In Africa there are hundreds of inspiring stories of people tackling everything from health issues to educational disparities through innovative models that interweave business and social-sector principles.
Mr Taddy Blecher, who set up CIDA, South Africa's first free university, is one example. Through his sheer determination and savvy business brain, Mr Blecher created a university that is now giving thousands of financially disadvantaged young South Africans a chance to get a fully accredited business degree.
Simple ideas, led by people on the front lines, are making enormous differences.
Finally, it's simply smart business sense to do your bit to make a difference in the world. Increasingly aware and concerned, employees and the general public alike have raised the stakes, demanding that the organisations they support demonstrate that they care for the planet and its people.
Businesses are seeing social and environmental issues through a new lens, looking at them as profitable business opportunities rather than as a drain on resources. Every business has an opportunity to leverage its resources in its own way and to get engaged at this critical turning point.
At the Virgin Group, our staff wanted us to put our concern for the communities where the company does business and our interest in environmental issues at the heart of everything we do. They felt that Virgin had built an incredible entrepreneurial engine that could power new opportunities that will drive significant and, equally important, sustainable change.
If Virgin Atlantic can re-conceive how airlines treat passengers or if Virgin Mobile can succeed even while breaking away from an industry standard like long-term contracts, then surely we can devote the same innovative thinking and similar resources toward goals that hold greater social benefits, such as preventing disease and stemming global warming.
This conviction was the impetus for the announcement I made at the Clinton Global Initiative on September 21, committing to invest all future Virgin Group proceeds from our transportation interests into renewable-energy initiatives. In the next 10 years, those proceeds are estimated to amount to about $3 billion.

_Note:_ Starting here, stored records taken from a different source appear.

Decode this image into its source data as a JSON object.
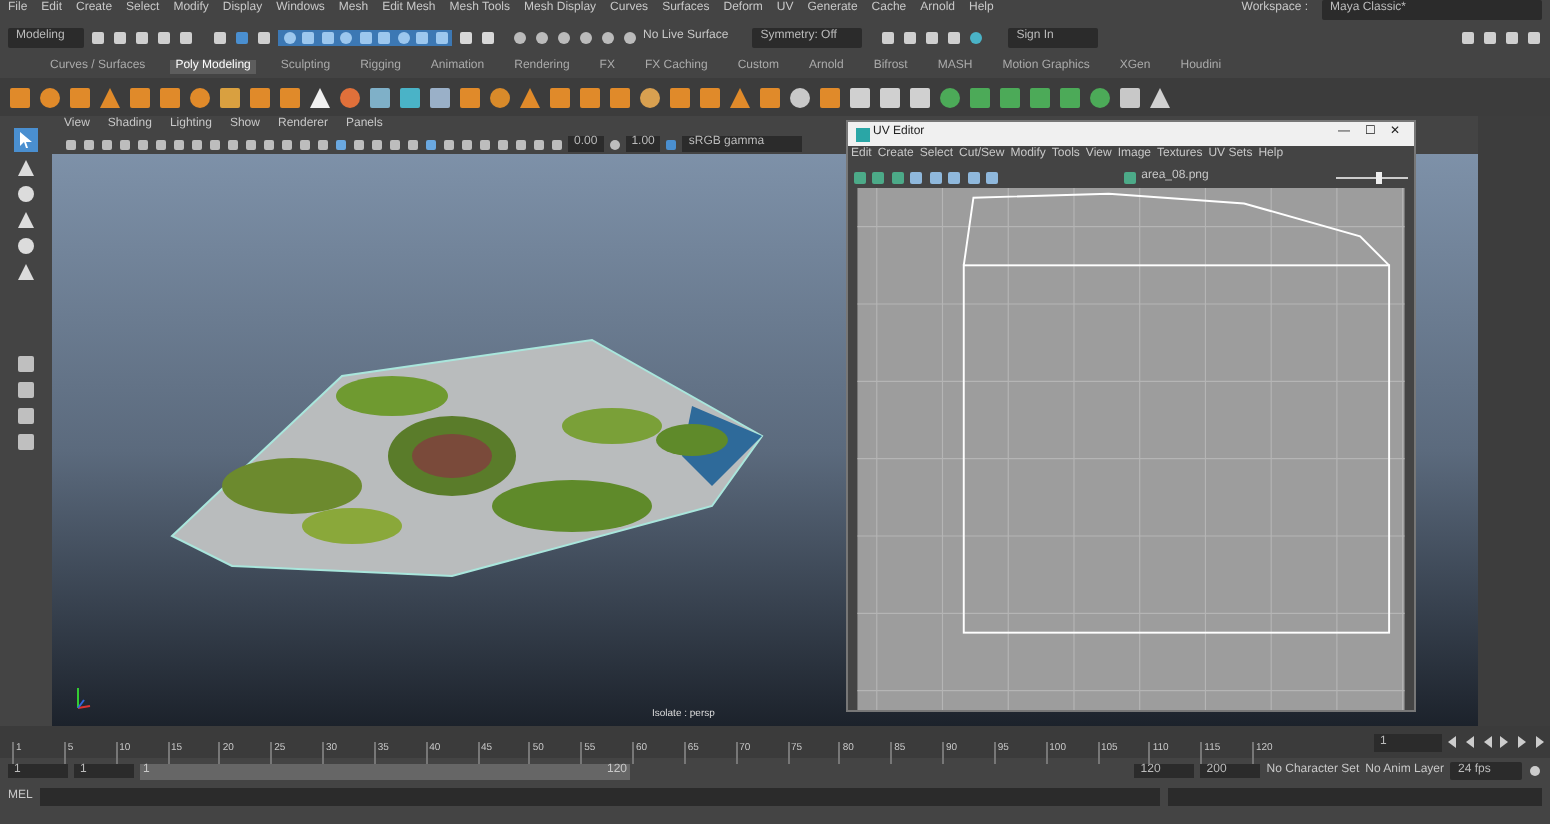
{
  "menu_bar": {
    "items": [
      "File",
      "Edit",
      "Create",
      "Select",
      "Modify",
      "Display",
      "Windows",
      "Mesh",
      "Edit Mesh",
      "Mesh Tools",
      "Mesh Display",
      "Curves",
      "Surfaces",
      "Deform",
      "UV",
      "Generate",
      "Cache",
      "Arnold",
      "Help"
    ]
  },
  "workspace": {
    "label": "Workspace :",
    "value": "Maya Classic*"
  },
  "status_line": {
    "mode": "Modeling",
    "live_surface": "No Live Surface",
    "symmetry": "Symmetry: Off",
    "sign_in": "Sign In"
  },
  "shelf": {
    "tabs": [
      {
        "label": "Curves / Surfaces",
        "selected": false
      },
      {
        "label": "Poly Modeling",
        "selected": true
      },
      {
        "label": "Sculpting",
        "selected": false
      },
      {
        "label": "Rigging",
        "selected": false
      },
      {
        "label": "Animation",
        "selected": false
      },
      {
        "label": "Rendering",
        "selected": false
      },
      {
        "label": "FX",
        "selected": false
      },
      {
        "label": "FX Caching",
        "selected": false
      },
      {
        "label": "Custom",
        "selected": false
      },
      {
        "label": "Arnold",
        "selected": false
      },
      {
        "label": "Bifrost",
        "selected": false
      },
      {
        "label": "MASH",
        "selected": false
      },
      {
        "label": "Motion Graphics",
        "selected": false
      },
      {
        "label": "XGen",
        "selected": false
      },
      {
        "label": "Houdini",
        "selected": false
      }
    ]
  },
  "viewport": {
    "menu": [
      "View",
      "Shading",
      "Lighting",
      "Show",
      "Renderer",
      "Panels"
    ],
    "exposure": "0.00",
    "gamma": "1.00",
    "color_space": "sRGB gamma",
    "camera_label": "Isolate : persp"
  },
  "uv_editor": {
    "title": "UV Editor",
    "controls": [
      "—",
      "☐",
      "✕"
    ],
    "menu": [
      "Edit",
      "Create",
      "Select",
      "Cut/Sew",
      "Modify",
      "Tools",
      "View",
      "Image",
      "Textures",
      "UV Sets",
      "Help"
    ],
    "texture": "area_08.png"
  },
  "timeline": {
    "ticks": [
      "1",
      "5",
      "10",
      "15",
      "20",
      "25",
      "30",
      "35",
      "40",
      "45",
      "50",
      "55",
      "60",
      "65",
      "70",
      "75",
      "80",
      "85",
      "90",
      "95",
      "100",
      "105",
      "110",
      "115",
      "120"
    ],
    "current_frame": "1"
  },
  "range": {
    "start": "1",
    "playback_start": "1",
    "slider_start": "1",
    "slider_end": "120",
    "playback_end": "120",
    "end": "200",
    "character_set": "No Character Set",
    "anim_layer": "No Anim Layer",
    "fps": "24 fps"
  },
  "command_line": {
    "language": "MEL"
  }
}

As our first significant demonstration of this focus, we launched Virgin Fuels, a new venture for a series of investments in international renewable-energy sources, with an early concentration on biofuels. The scope of Virgin Group's investment strategy will include research and development of new biofuels suitable for both ground transportation and aviation.

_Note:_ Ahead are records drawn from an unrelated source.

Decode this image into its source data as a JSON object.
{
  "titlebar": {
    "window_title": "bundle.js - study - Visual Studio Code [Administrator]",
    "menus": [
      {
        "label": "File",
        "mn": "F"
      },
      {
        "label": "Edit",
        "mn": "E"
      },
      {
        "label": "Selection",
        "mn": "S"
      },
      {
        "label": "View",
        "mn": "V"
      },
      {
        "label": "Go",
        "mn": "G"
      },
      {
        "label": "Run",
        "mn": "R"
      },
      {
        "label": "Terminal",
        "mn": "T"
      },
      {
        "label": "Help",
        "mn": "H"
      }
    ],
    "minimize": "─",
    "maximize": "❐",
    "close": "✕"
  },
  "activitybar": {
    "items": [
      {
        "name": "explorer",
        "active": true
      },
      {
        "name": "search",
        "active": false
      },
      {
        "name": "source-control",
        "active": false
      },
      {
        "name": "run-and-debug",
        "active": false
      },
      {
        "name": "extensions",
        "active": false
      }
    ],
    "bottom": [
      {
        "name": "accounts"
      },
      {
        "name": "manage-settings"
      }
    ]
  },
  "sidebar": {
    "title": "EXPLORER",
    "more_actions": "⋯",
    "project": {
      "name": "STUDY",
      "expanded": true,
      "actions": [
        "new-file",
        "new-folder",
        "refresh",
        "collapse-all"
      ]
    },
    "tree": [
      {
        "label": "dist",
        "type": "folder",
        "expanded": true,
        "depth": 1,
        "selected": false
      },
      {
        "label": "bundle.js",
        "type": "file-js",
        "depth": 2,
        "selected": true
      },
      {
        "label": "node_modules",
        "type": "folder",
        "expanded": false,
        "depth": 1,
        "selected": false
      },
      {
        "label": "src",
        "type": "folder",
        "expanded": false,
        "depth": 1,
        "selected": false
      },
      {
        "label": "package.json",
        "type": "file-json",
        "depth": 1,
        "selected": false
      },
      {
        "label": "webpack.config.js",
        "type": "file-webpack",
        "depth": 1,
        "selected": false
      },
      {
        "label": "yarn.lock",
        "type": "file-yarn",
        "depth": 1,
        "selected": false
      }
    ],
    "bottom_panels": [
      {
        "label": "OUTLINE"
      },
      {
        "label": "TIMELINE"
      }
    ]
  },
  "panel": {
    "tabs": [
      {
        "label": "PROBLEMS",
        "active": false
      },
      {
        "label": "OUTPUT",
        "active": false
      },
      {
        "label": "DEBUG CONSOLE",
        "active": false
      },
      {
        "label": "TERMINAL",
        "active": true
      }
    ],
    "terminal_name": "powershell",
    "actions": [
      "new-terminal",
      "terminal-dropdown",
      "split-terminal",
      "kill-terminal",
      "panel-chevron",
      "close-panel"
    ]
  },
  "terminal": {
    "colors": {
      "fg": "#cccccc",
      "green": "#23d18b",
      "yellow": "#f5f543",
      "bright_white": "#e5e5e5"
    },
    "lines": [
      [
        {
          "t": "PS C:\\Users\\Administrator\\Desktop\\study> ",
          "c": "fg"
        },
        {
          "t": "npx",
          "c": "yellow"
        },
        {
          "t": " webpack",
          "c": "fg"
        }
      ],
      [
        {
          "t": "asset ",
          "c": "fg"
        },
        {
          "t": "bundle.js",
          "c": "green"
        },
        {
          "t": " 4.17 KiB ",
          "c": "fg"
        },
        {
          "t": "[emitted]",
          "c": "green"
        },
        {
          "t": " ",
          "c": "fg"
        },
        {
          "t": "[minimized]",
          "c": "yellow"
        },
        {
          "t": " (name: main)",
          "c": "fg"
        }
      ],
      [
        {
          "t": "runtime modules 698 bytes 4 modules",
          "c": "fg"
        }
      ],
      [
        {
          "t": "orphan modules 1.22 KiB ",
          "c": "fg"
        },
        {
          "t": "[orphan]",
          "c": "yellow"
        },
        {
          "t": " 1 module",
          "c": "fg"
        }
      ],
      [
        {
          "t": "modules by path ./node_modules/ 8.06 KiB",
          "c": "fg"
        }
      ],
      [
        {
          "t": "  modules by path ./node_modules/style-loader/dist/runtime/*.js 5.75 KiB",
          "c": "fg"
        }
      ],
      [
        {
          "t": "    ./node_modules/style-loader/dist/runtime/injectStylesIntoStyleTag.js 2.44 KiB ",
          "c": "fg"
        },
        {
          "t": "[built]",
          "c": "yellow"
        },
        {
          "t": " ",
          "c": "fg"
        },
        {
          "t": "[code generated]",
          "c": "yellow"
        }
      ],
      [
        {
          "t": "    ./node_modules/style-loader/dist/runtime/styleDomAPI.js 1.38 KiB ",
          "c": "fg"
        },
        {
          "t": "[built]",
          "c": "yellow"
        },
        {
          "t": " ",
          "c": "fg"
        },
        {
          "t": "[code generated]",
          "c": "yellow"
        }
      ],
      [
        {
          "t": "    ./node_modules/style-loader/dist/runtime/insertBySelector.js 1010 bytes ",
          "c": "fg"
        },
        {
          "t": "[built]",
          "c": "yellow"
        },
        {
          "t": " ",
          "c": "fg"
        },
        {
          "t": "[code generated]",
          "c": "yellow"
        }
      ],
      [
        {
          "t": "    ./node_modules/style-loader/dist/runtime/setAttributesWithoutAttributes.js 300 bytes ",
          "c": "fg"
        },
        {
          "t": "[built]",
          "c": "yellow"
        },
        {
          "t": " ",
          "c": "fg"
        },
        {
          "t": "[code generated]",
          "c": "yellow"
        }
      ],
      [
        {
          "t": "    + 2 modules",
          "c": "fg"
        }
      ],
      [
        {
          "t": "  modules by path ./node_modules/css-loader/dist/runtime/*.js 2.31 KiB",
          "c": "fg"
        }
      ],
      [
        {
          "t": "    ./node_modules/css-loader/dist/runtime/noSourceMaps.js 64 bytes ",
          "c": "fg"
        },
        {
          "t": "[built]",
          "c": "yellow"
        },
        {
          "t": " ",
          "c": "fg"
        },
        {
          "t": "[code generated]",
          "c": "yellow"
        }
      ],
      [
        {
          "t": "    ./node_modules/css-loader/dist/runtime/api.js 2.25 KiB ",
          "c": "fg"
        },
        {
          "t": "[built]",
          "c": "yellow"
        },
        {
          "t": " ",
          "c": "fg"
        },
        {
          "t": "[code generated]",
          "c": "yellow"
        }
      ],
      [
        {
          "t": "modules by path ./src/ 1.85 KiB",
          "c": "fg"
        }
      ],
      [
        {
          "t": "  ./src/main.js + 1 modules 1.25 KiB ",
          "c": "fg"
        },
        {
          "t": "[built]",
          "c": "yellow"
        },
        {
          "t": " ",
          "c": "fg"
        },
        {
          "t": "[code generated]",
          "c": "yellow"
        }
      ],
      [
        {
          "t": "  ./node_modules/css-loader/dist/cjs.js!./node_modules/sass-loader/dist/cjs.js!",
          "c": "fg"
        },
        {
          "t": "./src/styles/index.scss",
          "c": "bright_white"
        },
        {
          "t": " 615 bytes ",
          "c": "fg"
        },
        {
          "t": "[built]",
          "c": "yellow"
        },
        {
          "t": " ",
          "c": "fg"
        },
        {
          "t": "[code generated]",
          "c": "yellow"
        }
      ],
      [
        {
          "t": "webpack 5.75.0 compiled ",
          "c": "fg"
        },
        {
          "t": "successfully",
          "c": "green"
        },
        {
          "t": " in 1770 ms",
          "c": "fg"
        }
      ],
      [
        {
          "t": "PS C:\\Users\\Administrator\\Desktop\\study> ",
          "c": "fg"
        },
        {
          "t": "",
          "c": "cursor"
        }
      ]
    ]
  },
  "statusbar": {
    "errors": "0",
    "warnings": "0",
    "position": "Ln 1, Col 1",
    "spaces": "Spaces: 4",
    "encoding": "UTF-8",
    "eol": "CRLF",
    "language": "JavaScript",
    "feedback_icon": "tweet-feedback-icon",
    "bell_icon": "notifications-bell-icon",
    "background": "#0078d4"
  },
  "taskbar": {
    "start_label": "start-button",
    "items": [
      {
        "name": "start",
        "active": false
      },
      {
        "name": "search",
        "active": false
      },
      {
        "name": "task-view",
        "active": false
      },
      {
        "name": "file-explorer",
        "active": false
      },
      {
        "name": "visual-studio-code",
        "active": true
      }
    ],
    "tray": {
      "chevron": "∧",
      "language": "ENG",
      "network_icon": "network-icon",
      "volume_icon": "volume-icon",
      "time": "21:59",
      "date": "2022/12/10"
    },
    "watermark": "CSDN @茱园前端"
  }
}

These types of "good investments" are critical in driving scalable, sustainable social and environmental change, because businesses are going to want to make these investments only if it makes sense to their shareholders.
Our staff members also felt that, beyond devising this investment strategy, building partnerships to better leverage our resources would help Virgin people from all over the world make a difference. So we set up an independent arm called Virgin Unite to focus on entrepreneurial approaches to social and environmental issues.

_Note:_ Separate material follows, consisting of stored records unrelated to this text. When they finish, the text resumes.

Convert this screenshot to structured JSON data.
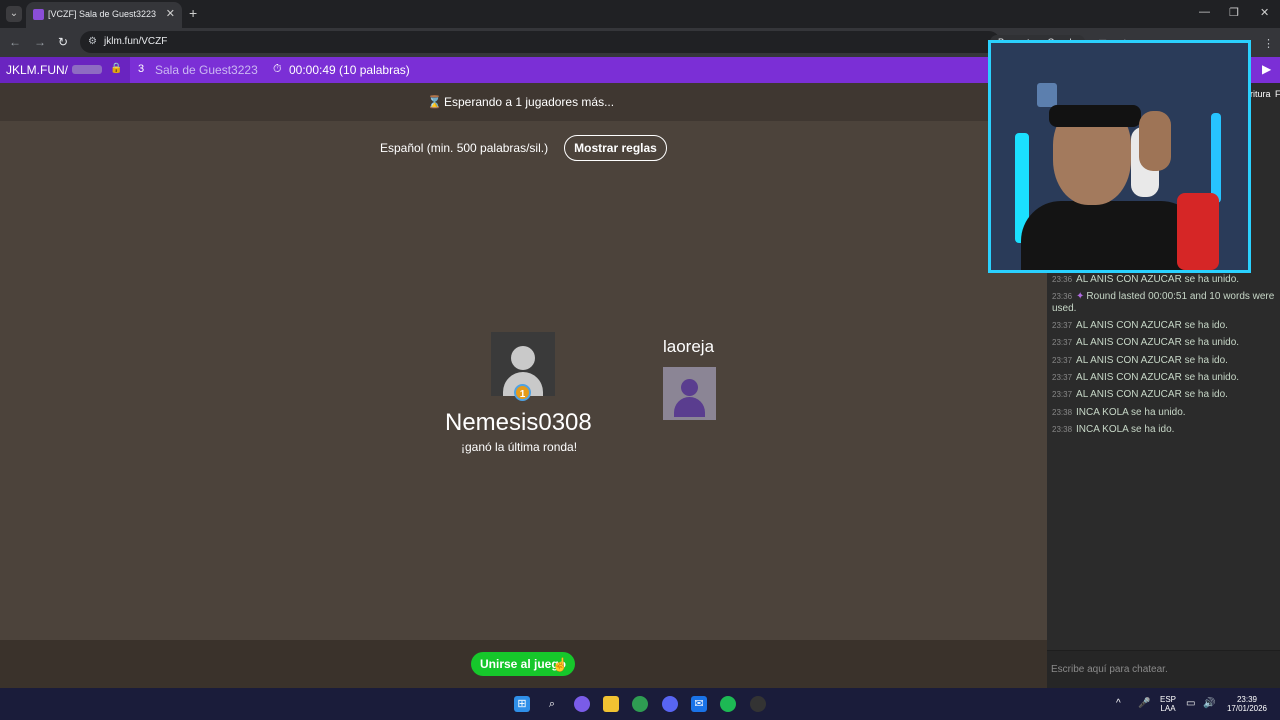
{
  "browser": {
    "tab_title": "[VCZF] Sala de Guest3223",
    "url": "jklm.fun/VCZF",
    "ask_google": "Preguntar a Google"
  },
  "header": {
    "brand": "JKLM.FUN/",
    "players_count": "3",
    "room_name": "Sala de Guest3223",
    "timer": "00:00:49 (10 palabras)"
  },
  "game": {
    "status": "Esperando a 1 jugadores más...",
    "dictionary": "Español (min. 500 palabras/sil.)",
    "rules_button": "Mostrar reglas",
    "player1": {
      "name": "Nemesis0308",
      "medal": "1",
      "subtitle": "¡ganó la última ronda!"
    },
    "player2": {
      "name": "laoreja"
    },
    "join_button": "Unirse al juego"
  },
  "chat": {
    "side_label": "ritura",
    "side_label_2": "F",
    "messages": [
      {
        "time": "23:36",
        "text": "AL ANIS CON AZUCAR se ha unido."
      },
      {
        "time": "23:36",
        "text": "Round lasted 00:00:51 and 10 words were used."
      },
      {
        "time": "23:37",
        "text": "AL ANIS CON AZUCAR se ha ido."
      },
      {
        "time": "23:37",
        "text": "AL ANIS CON AZUCAR se ha unido."
      },
      {
        "time": "23:37",
        "text": "AL ANIS CON AZUCAR se ha ido."
      },
      {
        "time": "23:37",
        "text": "AL ANIS CON AZUCAR se ha unido."
      },
      {
        "time": "23:37",
        "text": "AL ANIS CON AZUCAR se ha ido."
      },
      {
        "time": "23:38",
        "text": "INCA KOLA se ha unido."
      },
      {
        "time": "23:38",
        "text": "INCA KOLA se ha ido."
      }
    ],
    "input_placeholder": "Escribe aquí para chatear."
  },
  "taskbar": {
    "lang_top": "ESP",
    "lang_bottom": "LAA",
    "time": "23:39",
    "date": "17/01/2026"
  },
  "colors": {
    "header_purple": "#7b2fd6",
    "join_green": "#16c72b",
    "webcam_border": "#2ad1ff"
  }
}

Virgin Unite is participating in the social-sector shift in a number of ways, including through the creation of social businesses. For instance, Virgin Unite and Anglo Coal, along with the US and South African governments, recently teamed up to start the Bhubezi Community Health Centre, a rural health clinic in South Africa. This "one-stop health-care centre," as we call it, will offer diagnosis and treatment to 70,000 people in a community where one out of every five people is HIV-positive and health-care options are very limited.
From the outset, the clinic was designed so that it would not be dependent on donations in the long term.